Ending weeks of partisan gridlock -- the norm these days for Capitol Hill --
agreed Thursday to a two-month extension of a tax cut for working Americans with the stipulation that
agree to appoint conferees to negotiate how to pay for the tax cuts for the rest of the 2012 year. So far, just Democrats have made their selections. Among the chosen, are Pennsylvania Democrat U.S. Sen.
suburbs U.S. Rep.
Although procedurally different, the appointment of a select group of lawmakers to meet privately to figure out an economic puzzle will likely remind people of the spectacular failure that was the supercommittee. The group will be up against an end of February deadline, setting up another likely down-to-the-wire debate.
The group must agree how a tax cut should be offset. The House Republicans had wanted a pay freeze for federal workers, Senate Democrats wanted a new surtax for millionaires. They are expected to begin work during Congress' winter break.
Casey sponsored the tax cut legislation in the Senate. After multiple failed attempts to pass a year-long extension, the Senate garnered bipartisan support for a two-month stop-gap version. The House Republicans initially bucked, but after intense political pressure caved late this week.
Both Casey and Schwartz issued statements on their appointments.
"At a time when almost 500,000 Pennsylvanians are out of work, I am grateful for the opportunity to continue my work to reach a bipartisan compromise that protects working families and provides more take-home pay for 160 million Americans by ensuring a full year extension of the payroll tax cut. I thank Majority Leader Reid for the appointment and his leadership on this issue, and I look forward to working with Democrats and Republicans on an agreement that is in the best interest of Pennsylvania and the American people," Casey said.

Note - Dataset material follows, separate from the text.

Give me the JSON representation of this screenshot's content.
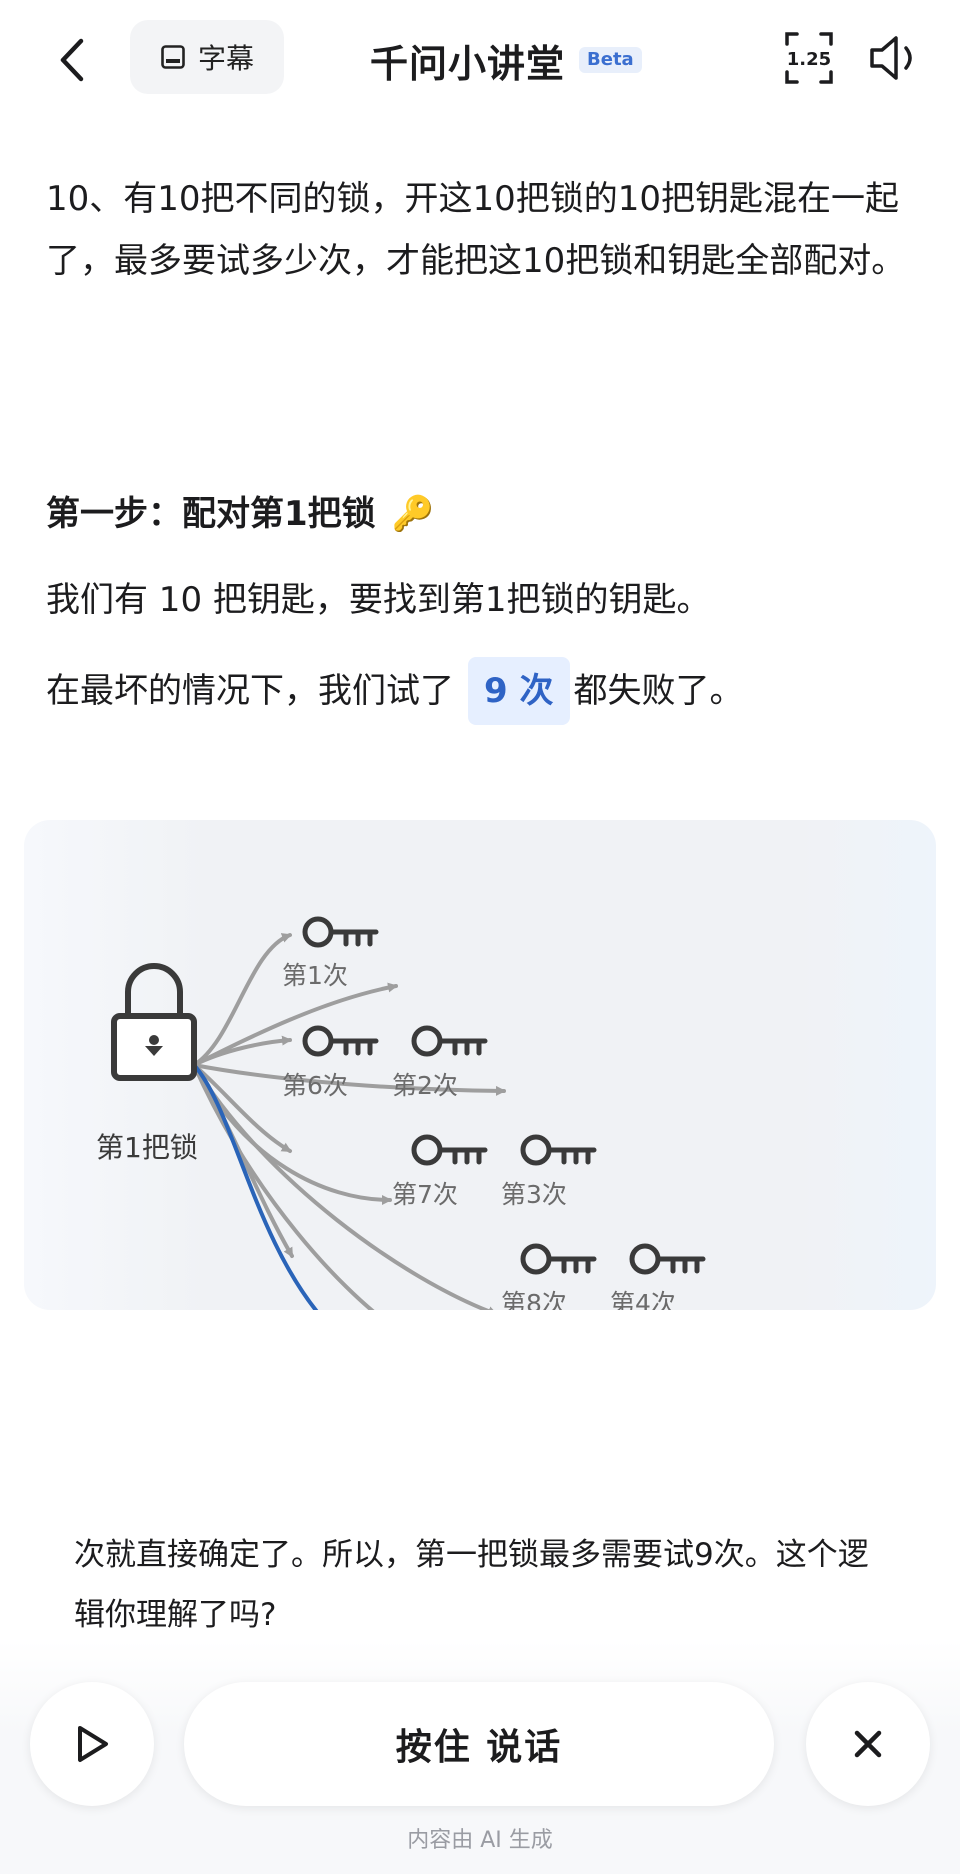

"I have always worked across the aisle to find common ground on the most important issues facing our nation. We need to put aside our differences in order to protect our economic recovery. I am honored to have been appointed to this joint committee and will work to prevent a tax increase on middle class families and preserve the quality health care America's seniors deserve," Schwartz said.